Mark Drakeford has spent much of today batting off accusations that he's just performed a u-turn when it comes to the covid restrictions in Wales.
There certainly has been a change in outlook.
Last Friday the First Minister said that Wales was "heading into the eye of the storm of the Omicron wave of coronavirus" which was why the Welsh Government was "not in a position to withdraw any of the protections we have put in place while we are still facing the month of January with this rapidly rising wave of the new form of coronavirus."
Even on Tuesday in First Minister's Questions he told the Opposition leader that: "Wales is in the teeth of the omicron storm. And let me be clear, Llywydd: that is where we are. We are still facing the enormous pressures and impacts of coronavirus..."
There are plenty of occasions when "u-turn" is the most apt term but I don't like overusing it. We journalists and opposition politicians are always urging governments to change their mind and when they do it's all too easy to accuse them of a u-turn.
That said, there's little doubt that today's announcement saw a remarkable change in the First Minister's language. Wales, he said, is now in a "benign position" and the case numbers are falling rapidly.
I asked him if the modelling of the caseload used by the Welsh Government and which predicted that the omicron peak would come next week was wrong.

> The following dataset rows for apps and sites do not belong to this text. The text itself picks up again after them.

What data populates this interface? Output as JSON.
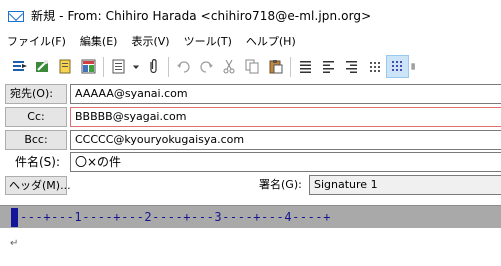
{
  "window": {
    "title": "新規 - From: Chihiro Harada <chihiro718@e-ml.jpn.org>"
  },
  "menu": [
    {
      "label": "ファイル(F)"
    },
    {
      "label": "編集(E)"
    },
    {
      "label": "表示(V)"
    },
    {
      "label": "ツール(T)"
    },
    {
      "label": "ヘルプ(H)"
    }
  ],
  "toolbar": {
    "icons": [
      "send-icon",
      "sign-icon",
      "address-book-icon",
      "template-icon",
      "format-icon",
      "dropdown-icon",
      "attach-icon",
      "undo-icon",
      "redo-icon",
      "cut-icon",
      "copy-icon",
      "paste-icon",
      "align-justify-icon",
      "align-left-icon",
      "align-right-icon",
      "grid-small-icon",
      "grid-large-icon",
      "next-icon"
    ]
  },
  "headers": {
    "to": {
      "label": "宛先(O):",
      "value": "AAAAA@syanai.com"
    },
    "cc": {
      "label": "Cc:",
      "value": "BBBBB@syagai.com"
    },
    "bcc": {
      "label": "Bcc:",
      "value": "CCCCC@kyouryokugaisya.com"
    },
    "subject": {
      "label": "件名(S):",
      "value": "〇×の件"
    },
    "header_button": "ヘッダ(M)...",
    "signature_label": "署名(G):",
    "signature_value": "Signature 1"
  },
  "ruler": {
    "text": "---+---1----+---2----+---3----+---4----+"
  },
  "body": {
    "return_mark": "↵"
  },
  "colors": {
    "ruler_bg": "#a9a9a9",
    "ruler_text": "#15158f",
    "cc_border": "#e07070"
  }
}
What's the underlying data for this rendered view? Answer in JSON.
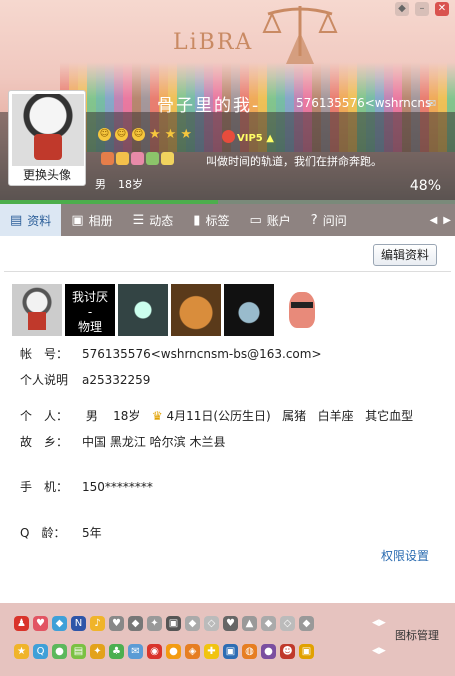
{
  "header": {
    "logo_text": "LiBRA",
    "nickname": "骨子里的我-",
    "uid_email": "576135576<wshrncns",
    "signature": "叫做时间的轨道，我们在拼命奔跑。",
    "gender": "男",
    "age": "18岁",
    "percent": "48%",
    "progress_fraction": 0.48,
    "vip_label": "VIP5",
    "change_avatar": "更换头像"
  },
  "tabs": [
    {
      "label": "资料",
      "icon": "profile-card-icon",
      "active": true
    },
    {
      "label": "相册",
      "icon": "photo-icon",
      "active": false
    },
    {
      "label": "动态",
      "icon": "list-icon",
      "active": false
    },
    {
      "label": "标签",
      "icon": "bookmark-icon",
      "active": false
    },
    {
      "label": "账户",
      "icon": "wallet-icon",
      "active": false
    },
    {
      "label": "问问",
      "icon": "question-icon",
      "active": false
    }
  ],
  "content": {
    "edit_button": "编辑资料",
    "photo2_line1": "我讨厌",
    "photo2_line2": "-",
    "photo2_line3": "物理",
    "account_label": "帐　号：",
    "account_value": "576135576<wshrncnsm-bs@163.com>",
    "desc_label": "个人说明",
    "desc_value": "a25332259",
    "personal_label": "个　人：",
    "personal_gender": "男",
    "personal_age": "18岁",
    "personal_birthday": "4月11日(公历生日)",
    "personal_zodiac": "属猪",
    "personal_sign": "白羊座",
    "personal_blood": "其它血型",
    "hometown_label": "故　乡：",
    "hometown_value": "中国 黑龙江 哈尔滨 木兰县",
    "phone_label": "手　机：",
    "phone_value": "150********",
    "qage_label": "Q　龄：",
    "qage_value": "5年",
    "permissions_link": "权限设置"
  },
  "iconbar": {
    "manage_label": "图标管理"
  },
  "colors": {
    "tab_active_bg": "#dce7f3",
    "tab_bar_bg": "#8e8381",
    "link": "#2a6bb0",
    "progress": "#4cae4c",
    "iconbar_bg": "#e6c3bf"
  }
}
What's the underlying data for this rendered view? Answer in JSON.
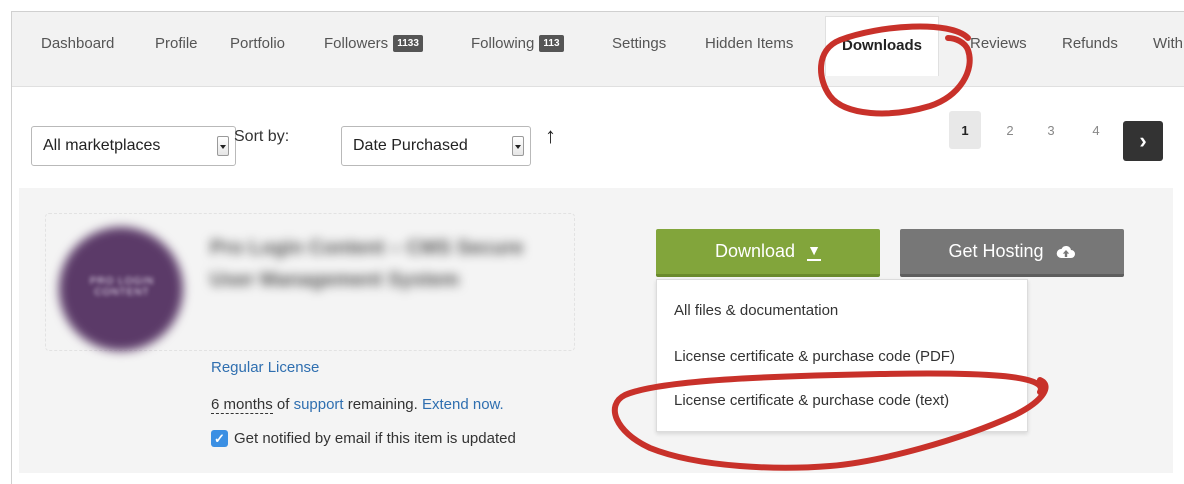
{
  "tabs": [
    {
      "label": "Dashboard"
    },
    {
      "label": "Profile"
    },
    {
      "label": "Portfolio"
    },
    {
      "label": "Followers",
      "badge": "1133"
    },
    {
      "label": "Following",
      "badge": "113"
    },
    {
      "label": "Settings"
    },
    {
      "label": "Hidden Items"
    },
    {
      "label": "Downloads",
      "active": true
    },
    {
      "label": "Reviews"
    },
    {
      "label": "Refunds"
    },
    {
      "label": "With"
    }
  ],
  "filters": {
    "marketplace": "All marketplaces",
    "sort_label": "Sort by:",
    "sort_value": "Date Purchased",
    "sort_direction_icon": "arrow-up-icon"
  },
  "pagination": {
    "pages": [
      "1",
      "2",
      "3",
      "4"
    ],
    "current": "1",
    "next_label": "›"
  },
  "item": {
    "title": "Pro Login Content – CMS Secure User Management System",
    "thumbnail_text": "PRO LOGIN CONTENT",
    "license": "Regular License",
    "support": {
      "duration": "6 months",
      "of_text": "of",
      "support_link": "support",
      "remaining_text": "remaining.",
      "extend_link": "Extend now."
    },
    "notify_label": "Get notified by email if this item is updated",
    "notify_checked": true
  },
  "actions": {
    "download_label": "Download",
    "hosting_label": "Get Hosting"
  },
  "download_menu": [
    "All files & documentation",
    "License certificate & purchase code (PDF)",
    "License certificate & purchase code (text)"
  ],
  "colors": {
    "download_button": "#82a53b",
    "hosting_button": "#777777",
    "link": "#2f6fb0",
    "annotation": "#c8312a"
  }
}
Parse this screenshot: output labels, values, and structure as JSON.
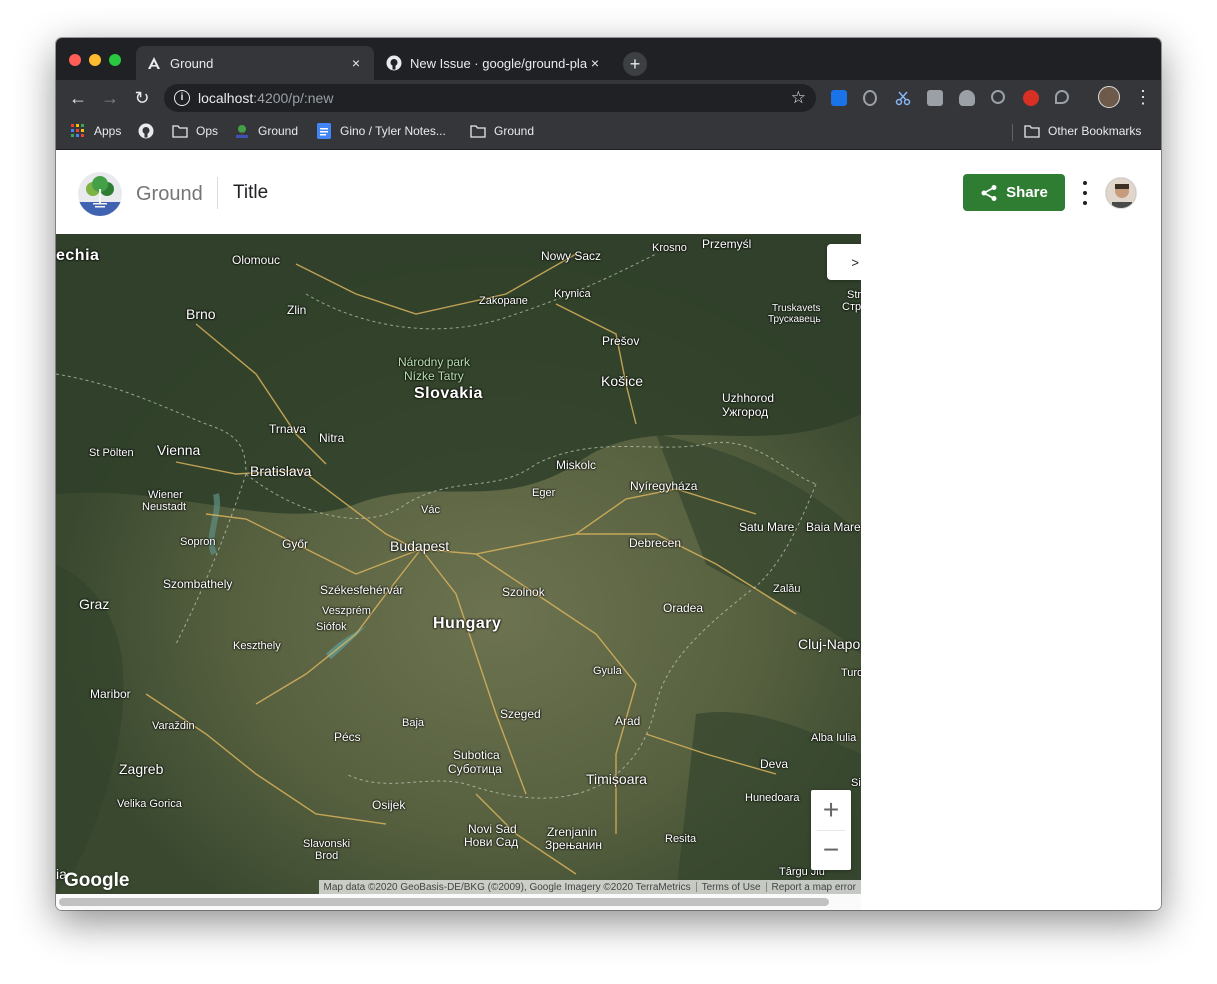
{
  "browser": {
    "tabs": [
      {
        "title": "Ground",
        "close": "×"
      },
      {
        "title": "New Issue · google/ground-pla",
        "close": "×"
      }
    ],
    "new_tab": "+",
    "nav": {
      "back": "←",
      "forward": "→",
      "reload": "↻"
    },
    "url": {
      "host": "localhost",
      "path": ":4200/p/:new"
    },
    "star": "☆",
    "menu": "⋮",
    "bookmarks": [
      {
        "label": "Apps"
      },
      {
        "label": ""
      },
      {
        "label": "Ops"
      },
      {
        "label": "Ground"
      },
      {
        "label": "Gino / Tyler Notes..."
      },
      {
        "label": "Ground"
      }
    ],
    "other_bookmarks": "Other Bookmarks"
  },
  "app": {
    "brand": "Ground",
    "title": "Title",
    "share_label": "Share"
  },
  "map": {
    "panel_toggle": ">",
    "zoom_in": "+",
    "zoom_out": "−",
    "google_logo": "Google",
    "attribution": "Map data ©2020 GeoBasis-DE/BKG (©2009), Google Imagery ©2020 TerraMetrics",
    "terms": "Terms of Use",
    "report": "Report a map error",
    "labels": {
      "czechia": "echia",
      "olomouc": "Olomouc",
      "nowy_sacz": "Nowy Sacz",
      "krosno": "Krosno",
      "przemysl": "Przemyśl",
      "brno": "Brno",
      "zlin": "Zlin",
      "zakopane": "Zakopane",
      "krynica": "Krynica",
      "truskavets": "Truskavets",
      "truskavets_cyr": "Трускавець",
      "str": "Str",
      "str2": "Стр",
      "presov": "Prešov",
      "narodny_park": "Národny park",
      "nizke_tatry": "Nízke Tatry",
      "slovakia": "Slovakia",
      "kosice": "Košice",
      "uzhhorod": "Uzhhorod",
      "uzhhorod_cyr": "Ужгород",
      "trnava": "Trnava",
      "nitra": "Nitra",
      "st_polten": "St Pölten",
      "vienna": "Vienna",
      "bratislava": "Bratislava",
      "miskolc": "Miskolc",
      "nyiregyhaza": "Nyíregyháza",
      "eger": "Eger",
      "wiener": "Wiener",
      "neustadt": "Neustadt",
      "vac": "Vác",
      "satu_mare": "Satu Mare",
      "baia_mare": "Baia Mare",
      "sopron": "Sopron",
      "gyor": "Győr",
      "budapest": "Budapest",
      "debrecen": "Debrecen",
      "szombathely": "Szombathely",
      "szekesfehervar": "Székesfehérvár",
      "szolnok": "Szolnok",
      "zalau": "Zalău",
      "graz": "Graz",
      "veszprem": "Veszprém",
      "siofok": "Siófok",
      "hungary": "Hungary",
      "oradea": "Oradea",
      "cluj": "Cluj-Napo",
      "keszthely": "Keszthely",
      "gyula": "Gyula",
      "turd": "Turd",
      "maribor": "Maribor",
      "baja": "Baja",
      "szeged": "Szeged",
      "arad": "Arad",
      "varazdin": "Varaždin",
      "pecs": "Pécs",
      "alba_iulia": "Alba Iulia",
      "zagreb": "Zagreb",
      "subotica": "Subotica",
      "subotica_cyr": "Суботица",
      "timisoara": "Timișoara",
      "deva": "Deva",
      "velika_gorica": "Velika Gorica",
      "osijek": "Osijek",
      "hunedoara": "Hunedoara",
      "novi_sad": "Novi Sad",
      "novi_sad_cyr": "Нови Сад",
      "zrenjanin": "Zrenjanin",
      "zrenjanin_cyr": "Зрењанин",
      "resita": "Resita",
      "slavonski": "Slavonski",
      "brod": "Brod",
      "targu_jiu": "Târgu Jiu",
      "si": "Si",
      "ia": "ia"
    }
  },
  "colors": {
    "share_green": "#2e7d32",
    "chrome_dark": "#202124",
    "chrome_toolbar": "#35363a"
  }
}
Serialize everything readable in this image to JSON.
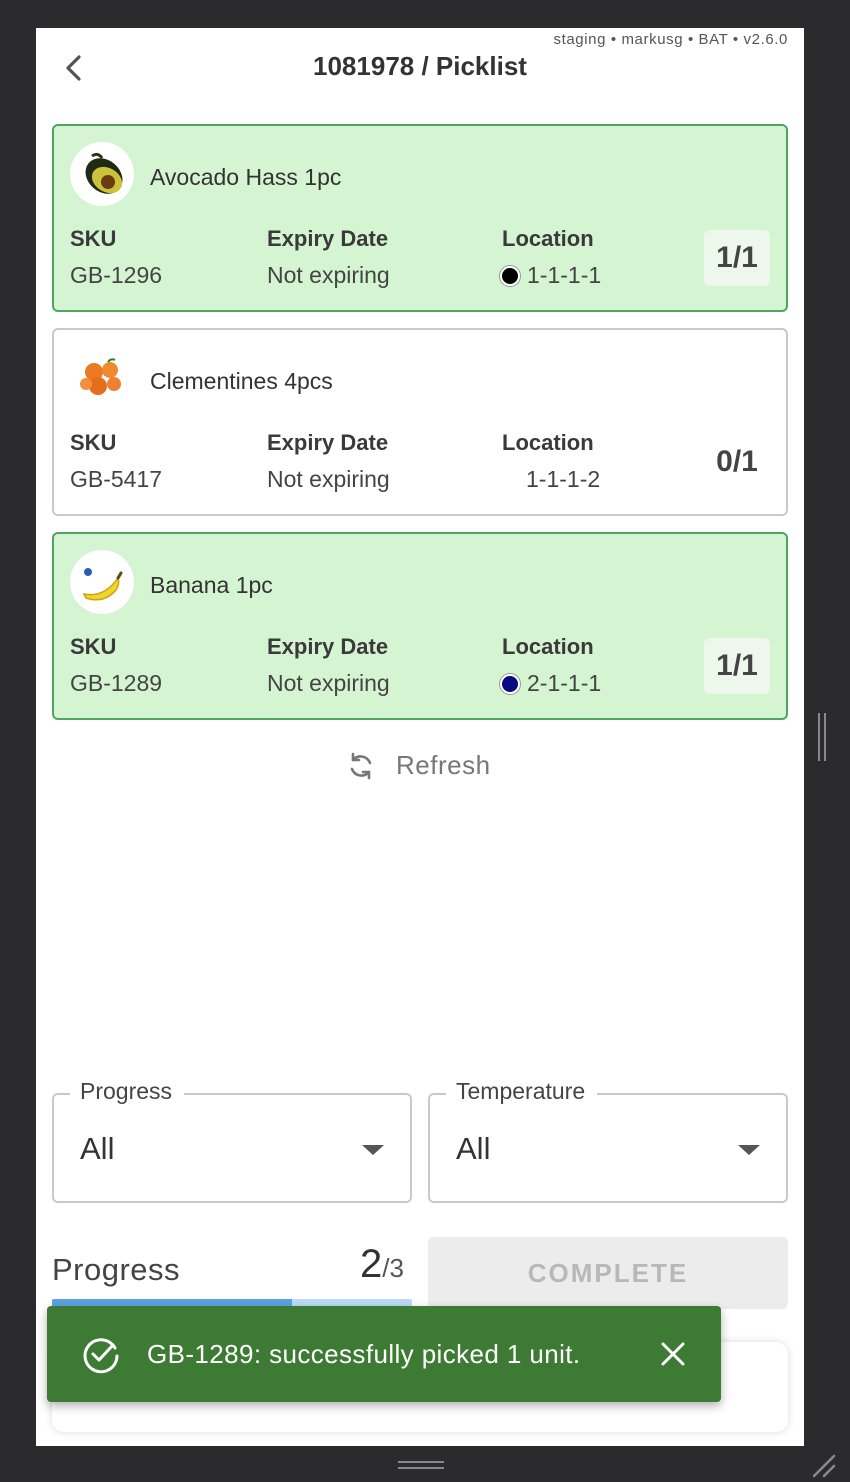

Mark Drakeford said: "I don't think the model was wrong in essence, because the model showed what has actually happened in practice: that very sharp rise and now a rapid decline."
But he acknowledged it had happened more quickly.
And he pointed out that, actually, his timetable for easing those restrictions that he announced today pretty much matches the fortnight that he predicted last week.
So undoubtedly a change and a happy one, but that hasn't stopped the Conservatives branding it a u-turn even if it's one that they welcome.
And there's a suggestion that perhaps another kind of storm: the one engulfing the Prime Minister, has provided some cover to make a significant change, knowing that both that political storm and the fact that it's widely welcome will result in less criticism.
Those suggesting that might invert a notorious political phrase: was this a good day to bury good news?